## Requirement
Wherever "nBridge" occurs in the entries, copy the line that holds it.

═════ Data shown ═════

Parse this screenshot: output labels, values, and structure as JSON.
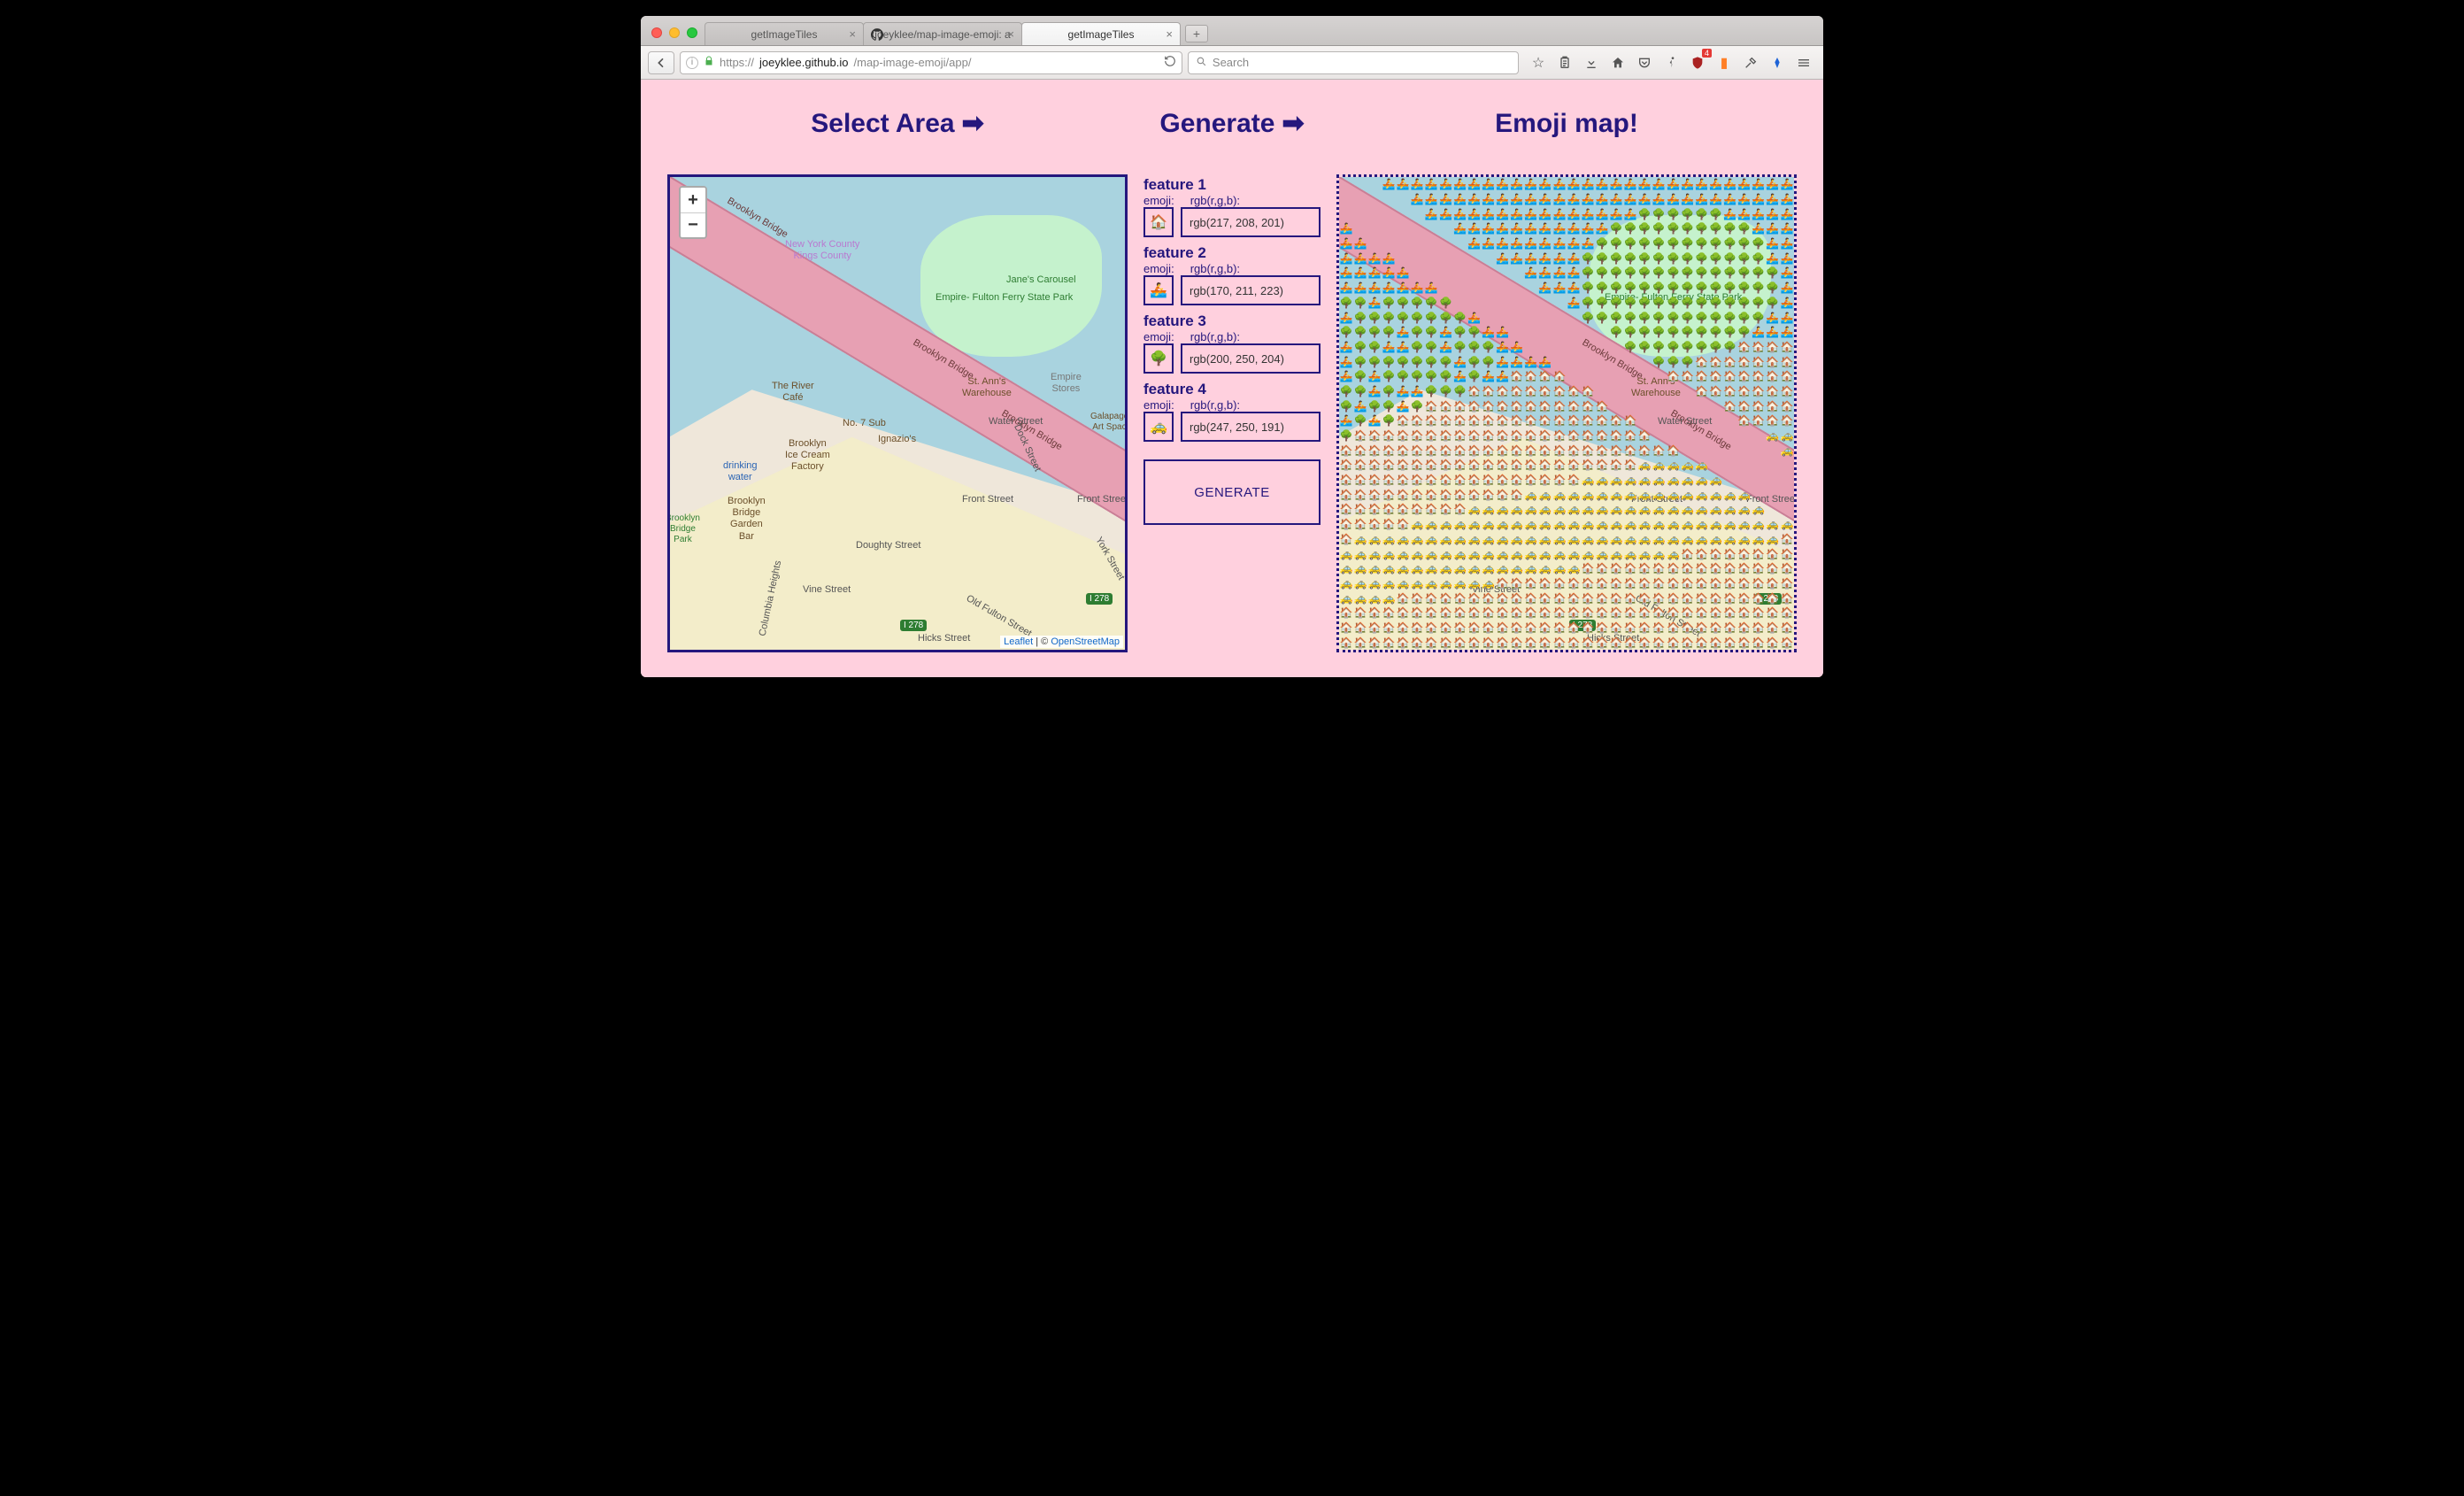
{
  "browser": {
    "tabs": [
      {
        "title": "getImageTiles",
        "active": false,
        "favicon": ""
      },
      {
        "title": "joeyklee/map-image-emoji: a",
        "active": false,
        "favicon": "github"
      },
      {
        "title": "getImageTiles",
        "active": true,
        "favicon": ""
      }
    ],
    "url_host": "joeyklee.github.io",
    "url_scheme": "https://",
    "url_path": "/map-image-emoji/app/",
    "search_placeholder": "Search",
    "badge_count": "4"
  },
  "headings": {
    "select": "Select Area",
    "generate": "Generate",
    "result": "Emoji map!"
  },
  "map": {
    "zoom_in": "+",
    "zoom_out": "−",
    "attribution_leaflet": "Leaflet",
    "attribution_sep": " | © ",
    "attribution_osm": "OpenStreetMap",
    "bridge_label": "Brooklyn Bridge",
    "streets": {
      "water_st": "Water Street",
      "front_st": "Front Street",
      "doughty": "Doughty Street",
      "vine": "Vine Street",
      "hicks": "Hicks Street",
      "columbia": "Columbia Heights",
      "dock": "Dock Street",
      "old_fulton": "Old Fulton Street",
      "york": "York Street"
    },
    "parks": {
      "empire": "Empire-\nFulton\nFerry State\nPark",
      "janes": "Jane's\nCarousel"
    },
    "pois": {
      "river_cafe": "The River\nCafé",
      "ice_cream": "Brooklyn\nIce Cream\nFactory",
      "drinking": "drinking\nwater",
      "garden_bar": "Brooklyn\nBridge\nGarden\nBar",
      "no7": "No. 7 Sub",
      "ignazio": "Ignazio's",
      "stann": "St. Ann's\nWarehouse",
      "empire_stores": "Empire\nStores",
      "galapagos": "Galapagos\nArt Space",
      "bklyn_park": "Brooklyn\nBridge\nPark"
    },
    "county_border": "New York County\nKings County",
    "shields": {
      "i278": "I 278"
    }
  },
  "features_header_emoji": "emoji:",
  "features_header_rgb": "rgb(r,g,b):",
  "features": [
    {
      "title": "feature 1",
      "emoji": "🏠",
      "rgb": "rgb(217, 208, 201)"
    },
    {
      "title": "feature 2",
      "emoji": "🚣",
      "rgb": "rgb(170, 211, 223)"
    },
    {
      "title": "feature 3",
      "emoji": "🌳",
      "rgb": "rgb(200, 250, 204)"
    },
    {
      "title": "feature 4",
      "emoji": "🚕",
      "rgb": "rgb(247, 250, 191)"
    }
  ],
  "generate_button": "GENERATE"
}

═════

## Response to the task
      "garden_bar": "Brooklyn\nBridge\nGarden\nBar",
      "bklyn_park": "Brooklyn\nBridge\nPark"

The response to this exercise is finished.